═══ Information supplied ═══

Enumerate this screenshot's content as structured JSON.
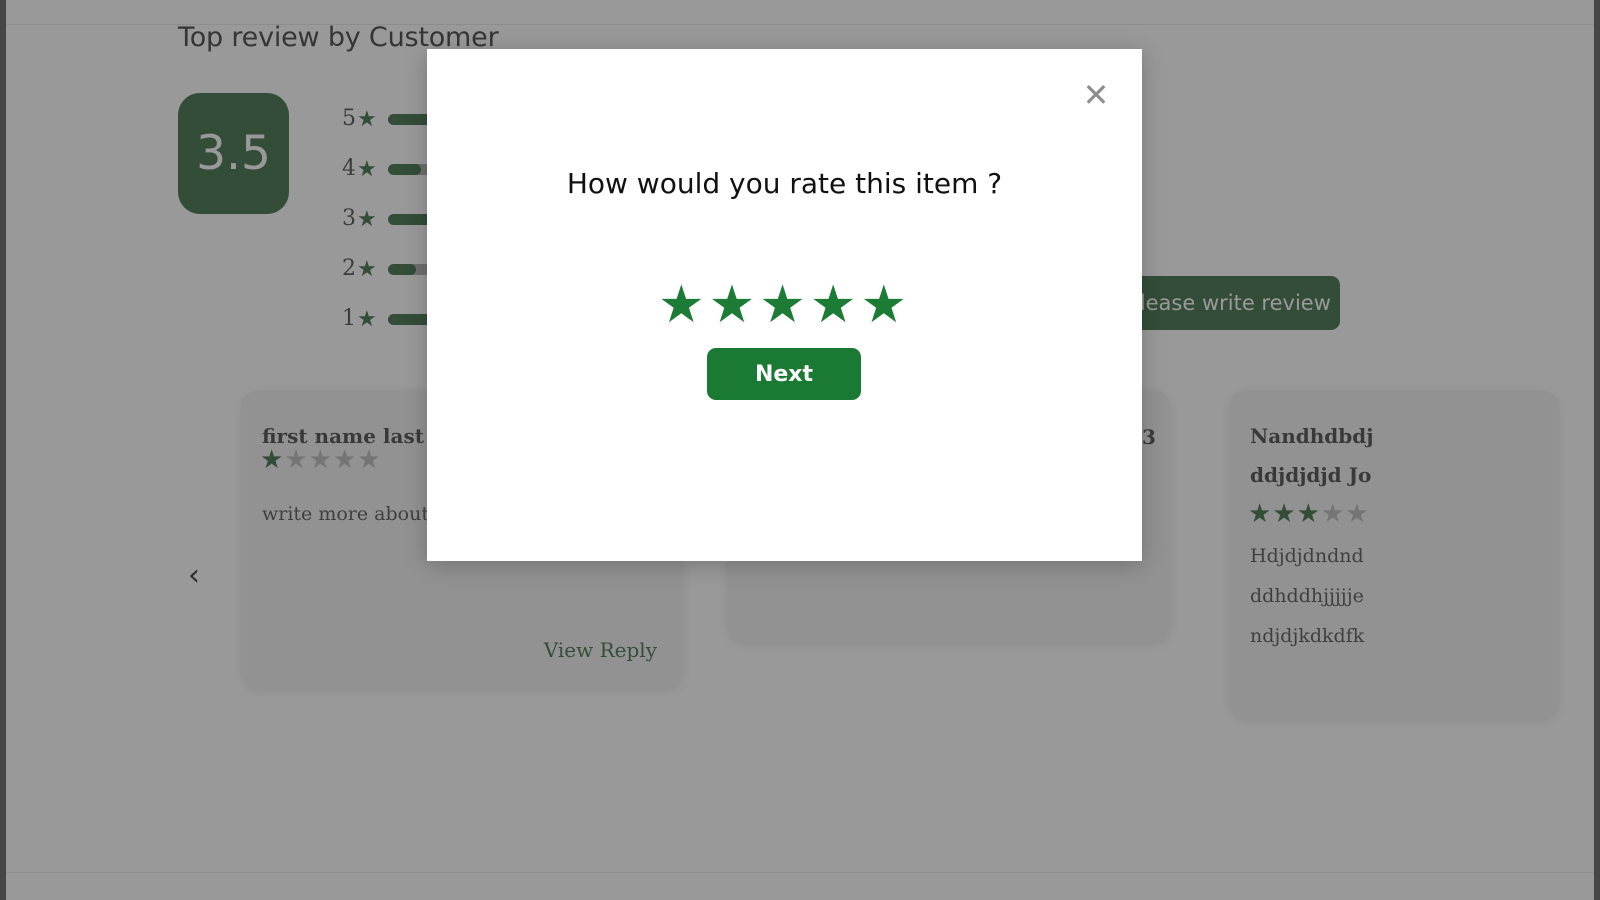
{
  "page": {
    "section_title": "Top review by Customer",
    "average_score": "3.5",
    "write_review_label": "Please write review",
    "prev_arrow": "‹",
    "next_arrow": "›",
    "star_glyph": "★",
    "close_glyph": "✕"
  },
  "colors": {
    "brand_dark_green": "#0E4A1B",
    "accent_green": "#1A7A33",
    "star_green": "#1C7C35",
    "star_off_gray": "#a9a9a9",
    "card_bg": "#efefef",
    "overlay": "rgba(80,80,80,0.58)"
  },
  "chart_data": {
    "type": "bar",
    "title": "Top review by Customer",
    "orientation": "horizontal",
    "categories": [
      "5",
      "4",
      "3",
      "2",
      "1"
    ],
    "values": [
      19,
      7,
      12,
      6,
      10
    ],
    "ylim": [
      0,
      100
    ],
    "xlabel": "",
    "ylabel": "",
    "grid": false,
    "legend": null,
    "average": 3.5,
    "bars": [
      {
        "stars": "5",
        "label": "5",
        "percent": 19
      },
      {
        "stars": "4",
        "label": "4",
        "percent": 7
      },
      {
        "stars": "3",
        "label": "3",
        "percent": 12
      },
      {
        "stars": "2",
        "label": "2",
        "percent": 6
      },
      {
        "stars": "1",
        "label": "1",
        "percent": 10
      }
    ]
  },
  "reviews": [
    {
      "name": "first name last name",
      "name2": "",
      "rating": 1,
      "body_lines": [
        "write more about it"
      ],
      "view_reply_label": "View Reply"
    },
    {
      "name": "",
      "name2": "",
      "rating": 0,
      "trailing_number": "3",
      "body_lines": []
    },
    {
      "name": "Nandhdbdj",
      "name2": "ddjdjdjd Jo",
      "rating": 3,
      "body_lines": [
        "Hdjdjdndnd",
        "ddhddhjjjjje",
        "ndjdjkdkdfk"
      ]
    }
  ],
  "modal": {
    "question": "How would you rate this item ?",
    "selected_rating": 5,
    "total_stars": 5,
    "next_label": "Next",
    "close_label": "✕"
  }
}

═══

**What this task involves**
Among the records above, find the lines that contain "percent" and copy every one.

**Result below**
        "percent": 19
        "percent": 7
        "percent": 12
        "percent": 6
        "percent": 10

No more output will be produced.